High intensity cop dramas have long been a staple of Hollywood films, most of them set out to show that police officers are here to protect us (which most are); but, lately it seems that these types of films have shifted somewhat in their approach to cops. No longer are all police officers in the movies out to protect and serve the communities, now it seems that most movie cops are out only for themselves and a bigger piece of financial pie which they will take any way they can get it. A few years ago, one highly praised film focused on these morally challenged police officers with such explosiveness and realism that audiences couldn’t help but notice this changing trend in Hollywood’s police dramas. The film I’m referring to would be director Antoine Fuqua’s incredibly intense and suspenseful, critically acclaimed movie “Training Day”. Fast forward a little more to the present day, and we have ourselves yet another glimpse at the darker side of some police officers, in a film that at times feels like a semi-sequel to “Training Day”, the fast-paced, action-packed “Street Kings” starring Keanu Reeves and Forest Whitaker. Coincidentally, “Street Kings” is directed by David Ayer (“Harsh Times”), who wrote the screenplay to “Training Day”, which may explain the nagging sense of familiarity that this movie has to his earlier work.
“Street Kings” is the story of L.A. police detective Tom Ludlow (go figure a police drama set in L.A., say it isn’t so), whose career as a cop is one riddled with compromise and violence. As a member of a team of detectives overseen by Capt. Jack Wander (Forest Whitaker), Tom (Keanu Reeves) leads the other members in breaking disturbing cases, especially those with a higher profile that could find its way somehow onto the evening news. However, catching a break in some of these cases doesn’t always come without a price, and as Tom is finding out sometimes that price is much too high to pay.
With the success of “Training Day”, for which Denzel Washington won his first Best Actor Oscar, and the acclaim garnered from TV’s “The Shield”, movie studios are quickly catching on to the fact that audiences seem unable to get enough of these morally questionable characters that can often be viewed as anti-heroes. I personally thought “Training Day” was a very well made film and one deserving of any accolades it received, as was Denzel Washington in the lead role. The same can be said for “The Shield”, which just so happens to be one of my favorite shows on television; however, as good as both of these examples are, their successes can be viewed as testaments to how morally compromising our culture is becoming. The mere fact that we tolerate, and at times even root for, these anti-heroes that in another, simpler time would have been viewed as villains, says to me that the time for true heroes may be coming to an end, and it is a sad commentary on we as a people. Well, that’s enough of that kind of talk; it’s time to move onto the task at hand, sharing my thoughts on the recently released “Street Kings”.
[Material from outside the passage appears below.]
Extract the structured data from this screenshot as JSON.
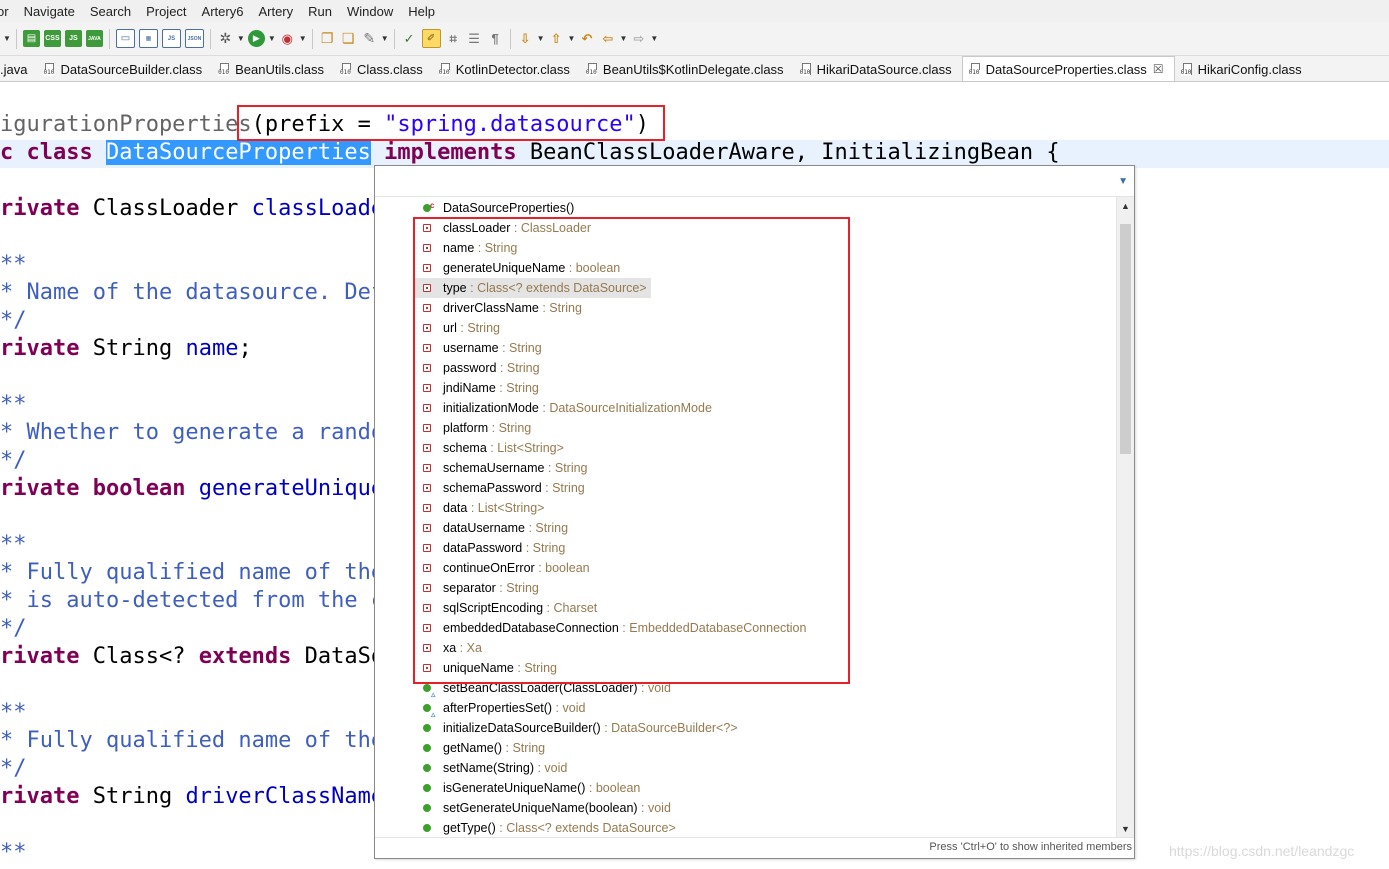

The story for “Street Kings” is a melting pot of twists and turns, violence, excessive language, and corruption as far as the eye can see. Written by Kurt Wimmer (“Equilibrium”) and first-time screenwriter Jamie Moss, based on a story by James Ellroy (“L.A. Confidential”), “Street Kings” instantly hits the ground running and never lets up for more than a moment or two. The writing is sharp, although far too linear for any sort of mystery to ever be achieved, and the end result is clear from early on in the film. For writers such as Kurt Wimmer and James Ellroy to work on a movie such as this, I honestly expected more than what was presented, it feels like the idea was only partially thought through, so the execution was far too by-the-book. The movie’s fast-paced momentum may be partially to blame for the predictability of the movie, with its focus apparently on the action and mayhem, all of the twists are easily seen, not a single one is all that surprising, and the story just feels like a far too simplified version of much superior work that has previously been done.
Leading the cast we have Keanu Reeves giving his usual one-note performance, although there are a few moments where he does show some emotion, but they are few and far between. Forest Whitaker appears to be in full on crazy mode here, as he seems to constantly be yelling or angry or something, he never once plays the character in a normal fashion. I’ve definitely seen better from Forest, a little less wild-eyed crazy man would have made his character a little easier to stomach, plus I was growing tired of both his character and his tirades in a hurry. Comprising the supporting cast we have Chris Evans (“Fantastic Four”), comedian Jay Mohr, Hugh Laurie (TV’s “House”), and a surprising appearance by Cedric the Entertainer (“Man of the House”). Out of the supporting cast I must say that Cedric was the biggest shocker, I had never seen him play a serious role before, but his reserved performance earns him much more respect in my eyes as an actor than I had previously given him. Aside from Keanu Reeve’s typically flat performance and Forest Whitaker’s inexplicably crazed one, the performances ranged anywhere from decent to very good, nothing exceptional but solid nonetheless.
“Street Kings” is generally entertaining in its own non-stop, extremely violent way; however, the plot is far too simplistic for it to be a standout achievement, and overall the movie comes off as an unofficial, not to mention unworthy, sequel to the vastly superior film “Training Day”.
“Street Kings” is rated R for violence, language, and sexuality.